--- START ---
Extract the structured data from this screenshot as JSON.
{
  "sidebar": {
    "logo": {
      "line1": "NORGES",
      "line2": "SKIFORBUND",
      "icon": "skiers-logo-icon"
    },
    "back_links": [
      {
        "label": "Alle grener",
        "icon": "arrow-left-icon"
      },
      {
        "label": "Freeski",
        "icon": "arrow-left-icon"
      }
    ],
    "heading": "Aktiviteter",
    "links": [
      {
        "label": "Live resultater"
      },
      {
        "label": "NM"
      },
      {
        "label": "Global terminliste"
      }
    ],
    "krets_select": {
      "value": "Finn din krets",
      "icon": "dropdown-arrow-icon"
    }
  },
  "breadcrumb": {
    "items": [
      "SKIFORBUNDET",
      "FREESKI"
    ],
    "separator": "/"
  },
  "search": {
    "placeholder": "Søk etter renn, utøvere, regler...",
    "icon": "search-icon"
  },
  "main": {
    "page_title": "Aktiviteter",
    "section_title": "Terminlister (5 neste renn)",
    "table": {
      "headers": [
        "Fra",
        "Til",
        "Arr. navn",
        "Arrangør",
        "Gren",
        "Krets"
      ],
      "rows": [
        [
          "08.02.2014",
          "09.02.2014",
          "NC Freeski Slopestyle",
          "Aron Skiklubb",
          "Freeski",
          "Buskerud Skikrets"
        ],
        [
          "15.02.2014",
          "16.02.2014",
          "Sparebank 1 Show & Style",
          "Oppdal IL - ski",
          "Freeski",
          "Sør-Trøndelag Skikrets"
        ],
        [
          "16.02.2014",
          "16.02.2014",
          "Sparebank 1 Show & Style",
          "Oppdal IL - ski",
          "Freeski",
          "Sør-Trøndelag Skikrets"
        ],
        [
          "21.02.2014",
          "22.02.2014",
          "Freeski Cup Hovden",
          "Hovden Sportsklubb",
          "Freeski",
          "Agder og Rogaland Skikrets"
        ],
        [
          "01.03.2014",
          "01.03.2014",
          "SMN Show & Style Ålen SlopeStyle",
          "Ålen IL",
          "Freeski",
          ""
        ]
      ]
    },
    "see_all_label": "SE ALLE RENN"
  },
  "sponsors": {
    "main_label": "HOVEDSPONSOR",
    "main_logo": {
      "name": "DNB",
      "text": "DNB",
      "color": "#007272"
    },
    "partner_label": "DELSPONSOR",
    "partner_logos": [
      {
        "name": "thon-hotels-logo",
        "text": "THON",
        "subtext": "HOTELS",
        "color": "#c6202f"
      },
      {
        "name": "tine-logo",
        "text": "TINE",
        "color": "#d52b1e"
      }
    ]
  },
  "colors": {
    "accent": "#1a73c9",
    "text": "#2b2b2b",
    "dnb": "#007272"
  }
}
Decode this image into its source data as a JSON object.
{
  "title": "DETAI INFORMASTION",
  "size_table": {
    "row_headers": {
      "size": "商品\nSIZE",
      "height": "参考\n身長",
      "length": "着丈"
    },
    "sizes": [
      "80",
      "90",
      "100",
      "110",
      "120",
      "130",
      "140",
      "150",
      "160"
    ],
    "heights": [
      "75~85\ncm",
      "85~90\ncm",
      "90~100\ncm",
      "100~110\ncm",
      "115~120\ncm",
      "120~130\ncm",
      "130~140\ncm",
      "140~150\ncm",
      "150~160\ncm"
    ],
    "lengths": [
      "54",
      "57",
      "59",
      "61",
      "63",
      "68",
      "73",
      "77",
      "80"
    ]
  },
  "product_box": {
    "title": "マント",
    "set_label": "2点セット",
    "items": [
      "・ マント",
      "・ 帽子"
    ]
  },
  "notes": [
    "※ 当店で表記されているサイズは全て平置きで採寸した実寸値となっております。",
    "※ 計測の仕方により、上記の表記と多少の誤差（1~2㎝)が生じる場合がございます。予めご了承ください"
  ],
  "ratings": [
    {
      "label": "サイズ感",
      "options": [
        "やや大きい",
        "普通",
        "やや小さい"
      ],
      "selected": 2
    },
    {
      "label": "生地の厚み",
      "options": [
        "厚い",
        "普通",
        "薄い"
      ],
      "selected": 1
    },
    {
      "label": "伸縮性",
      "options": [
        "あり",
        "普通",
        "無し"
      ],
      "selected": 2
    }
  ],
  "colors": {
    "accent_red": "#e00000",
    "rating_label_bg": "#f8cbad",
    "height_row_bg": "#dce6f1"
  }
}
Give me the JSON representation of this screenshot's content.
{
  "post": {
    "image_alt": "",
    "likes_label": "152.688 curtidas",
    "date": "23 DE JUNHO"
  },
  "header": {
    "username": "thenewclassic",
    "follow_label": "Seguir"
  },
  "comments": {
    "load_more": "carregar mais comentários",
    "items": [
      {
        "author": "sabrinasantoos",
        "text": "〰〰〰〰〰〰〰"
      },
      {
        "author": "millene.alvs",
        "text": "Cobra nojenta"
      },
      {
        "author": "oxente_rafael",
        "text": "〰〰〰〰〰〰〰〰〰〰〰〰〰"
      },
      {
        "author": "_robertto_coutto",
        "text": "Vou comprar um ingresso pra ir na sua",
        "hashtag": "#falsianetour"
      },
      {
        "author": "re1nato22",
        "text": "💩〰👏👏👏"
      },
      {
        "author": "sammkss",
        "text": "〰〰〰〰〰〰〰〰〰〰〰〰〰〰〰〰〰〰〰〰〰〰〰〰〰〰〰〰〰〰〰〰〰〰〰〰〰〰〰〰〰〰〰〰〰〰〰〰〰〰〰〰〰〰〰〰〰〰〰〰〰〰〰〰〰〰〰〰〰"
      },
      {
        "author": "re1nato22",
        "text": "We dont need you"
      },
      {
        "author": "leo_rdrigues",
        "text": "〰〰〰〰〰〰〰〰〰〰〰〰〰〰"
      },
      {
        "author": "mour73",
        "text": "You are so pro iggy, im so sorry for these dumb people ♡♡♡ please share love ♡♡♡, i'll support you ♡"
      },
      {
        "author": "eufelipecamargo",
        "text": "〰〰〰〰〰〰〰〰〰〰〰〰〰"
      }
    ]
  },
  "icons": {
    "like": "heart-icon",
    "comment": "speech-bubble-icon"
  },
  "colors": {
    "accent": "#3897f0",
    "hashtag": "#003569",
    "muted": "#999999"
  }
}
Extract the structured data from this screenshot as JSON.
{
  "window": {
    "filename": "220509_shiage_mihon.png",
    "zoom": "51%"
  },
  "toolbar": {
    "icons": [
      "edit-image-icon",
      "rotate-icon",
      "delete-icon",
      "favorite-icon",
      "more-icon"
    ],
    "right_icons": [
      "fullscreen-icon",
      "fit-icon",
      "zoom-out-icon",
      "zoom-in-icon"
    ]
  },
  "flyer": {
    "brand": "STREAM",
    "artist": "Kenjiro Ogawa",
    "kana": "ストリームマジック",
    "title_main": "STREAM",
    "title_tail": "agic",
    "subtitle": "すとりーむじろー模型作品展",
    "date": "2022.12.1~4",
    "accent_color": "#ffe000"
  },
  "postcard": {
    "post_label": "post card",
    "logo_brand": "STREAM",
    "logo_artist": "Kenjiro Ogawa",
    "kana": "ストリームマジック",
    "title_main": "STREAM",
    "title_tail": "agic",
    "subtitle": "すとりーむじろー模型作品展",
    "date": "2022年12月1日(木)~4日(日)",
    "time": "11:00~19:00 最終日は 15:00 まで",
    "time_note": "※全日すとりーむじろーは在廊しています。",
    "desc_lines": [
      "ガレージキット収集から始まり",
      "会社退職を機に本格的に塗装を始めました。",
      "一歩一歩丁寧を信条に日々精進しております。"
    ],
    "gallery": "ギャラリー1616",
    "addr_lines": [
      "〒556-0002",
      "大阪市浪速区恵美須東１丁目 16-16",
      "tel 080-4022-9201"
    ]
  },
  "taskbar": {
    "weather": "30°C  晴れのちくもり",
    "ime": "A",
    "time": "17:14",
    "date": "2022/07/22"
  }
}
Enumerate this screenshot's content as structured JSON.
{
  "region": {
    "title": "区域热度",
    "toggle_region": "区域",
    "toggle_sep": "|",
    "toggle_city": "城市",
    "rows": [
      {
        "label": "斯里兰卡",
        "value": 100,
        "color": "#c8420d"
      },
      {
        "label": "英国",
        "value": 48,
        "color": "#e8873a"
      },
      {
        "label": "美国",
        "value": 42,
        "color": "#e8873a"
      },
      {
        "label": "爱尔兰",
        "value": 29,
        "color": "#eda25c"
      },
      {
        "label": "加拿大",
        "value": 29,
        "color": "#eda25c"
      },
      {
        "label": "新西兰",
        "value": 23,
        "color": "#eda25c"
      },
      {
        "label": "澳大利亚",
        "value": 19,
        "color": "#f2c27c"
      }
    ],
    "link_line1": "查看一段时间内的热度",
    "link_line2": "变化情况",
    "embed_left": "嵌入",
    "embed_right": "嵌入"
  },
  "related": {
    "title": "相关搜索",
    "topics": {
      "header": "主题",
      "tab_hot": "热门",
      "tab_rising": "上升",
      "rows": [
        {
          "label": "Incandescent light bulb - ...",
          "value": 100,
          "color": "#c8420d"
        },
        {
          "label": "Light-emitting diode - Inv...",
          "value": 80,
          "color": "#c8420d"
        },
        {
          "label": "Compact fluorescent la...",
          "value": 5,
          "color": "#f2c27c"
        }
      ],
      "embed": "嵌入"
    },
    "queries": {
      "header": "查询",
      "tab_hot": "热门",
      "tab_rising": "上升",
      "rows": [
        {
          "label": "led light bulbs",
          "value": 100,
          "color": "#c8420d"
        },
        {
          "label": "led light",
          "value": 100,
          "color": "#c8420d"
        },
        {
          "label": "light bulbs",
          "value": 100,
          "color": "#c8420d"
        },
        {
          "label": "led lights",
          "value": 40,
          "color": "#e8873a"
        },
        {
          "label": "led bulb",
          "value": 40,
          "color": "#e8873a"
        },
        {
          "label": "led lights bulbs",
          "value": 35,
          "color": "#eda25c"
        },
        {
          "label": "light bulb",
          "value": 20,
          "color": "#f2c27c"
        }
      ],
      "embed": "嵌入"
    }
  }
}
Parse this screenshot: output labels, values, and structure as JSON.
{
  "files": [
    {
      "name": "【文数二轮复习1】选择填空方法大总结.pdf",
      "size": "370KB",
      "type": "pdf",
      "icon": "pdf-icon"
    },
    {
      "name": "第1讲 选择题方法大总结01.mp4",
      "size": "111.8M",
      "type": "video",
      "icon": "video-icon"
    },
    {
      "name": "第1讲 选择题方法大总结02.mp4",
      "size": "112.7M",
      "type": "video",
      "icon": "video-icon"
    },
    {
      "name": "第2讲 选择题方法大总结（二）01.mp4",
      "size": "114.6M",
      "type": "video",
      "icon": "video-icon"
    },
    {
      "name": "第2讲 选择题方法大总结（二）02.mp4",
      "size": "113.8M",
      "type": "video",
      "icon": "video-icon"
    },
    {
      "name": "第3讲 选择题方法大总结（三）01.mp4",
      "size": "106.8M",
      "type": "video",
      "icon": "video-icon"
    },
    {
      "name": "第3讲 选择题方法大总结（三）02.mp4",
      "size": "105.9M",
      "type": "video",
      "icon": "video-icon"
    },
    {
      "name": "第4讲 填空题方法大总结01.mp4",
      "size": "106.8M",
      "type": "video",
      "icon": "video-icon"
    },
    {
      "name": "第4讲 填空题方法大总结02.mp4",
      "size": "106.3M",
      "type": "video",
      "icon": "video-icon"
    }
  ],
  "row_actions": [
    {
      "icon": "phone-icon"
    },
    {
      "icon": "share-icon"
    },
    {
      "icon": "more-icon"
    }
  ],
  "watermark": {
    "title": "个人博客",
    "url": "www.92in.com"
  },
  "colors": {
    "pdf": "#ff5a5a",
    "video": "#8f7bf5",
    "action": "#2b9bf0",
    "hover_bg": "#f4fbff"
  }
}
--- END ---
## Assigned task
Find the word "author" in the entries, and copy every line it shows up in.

## Written response
        "author": "sabrinasantoos",
        "author": "millene.alvs",
        "author": "oxente_rafael",
        "author": "_robertto_coutto",
        "author": "re1nato22",
        "author": "sammkss",
        "author": "re1nato22",
        "author": "leo_rdrigues",
        "author": "mour73",
        "author": "eufelipecamargo",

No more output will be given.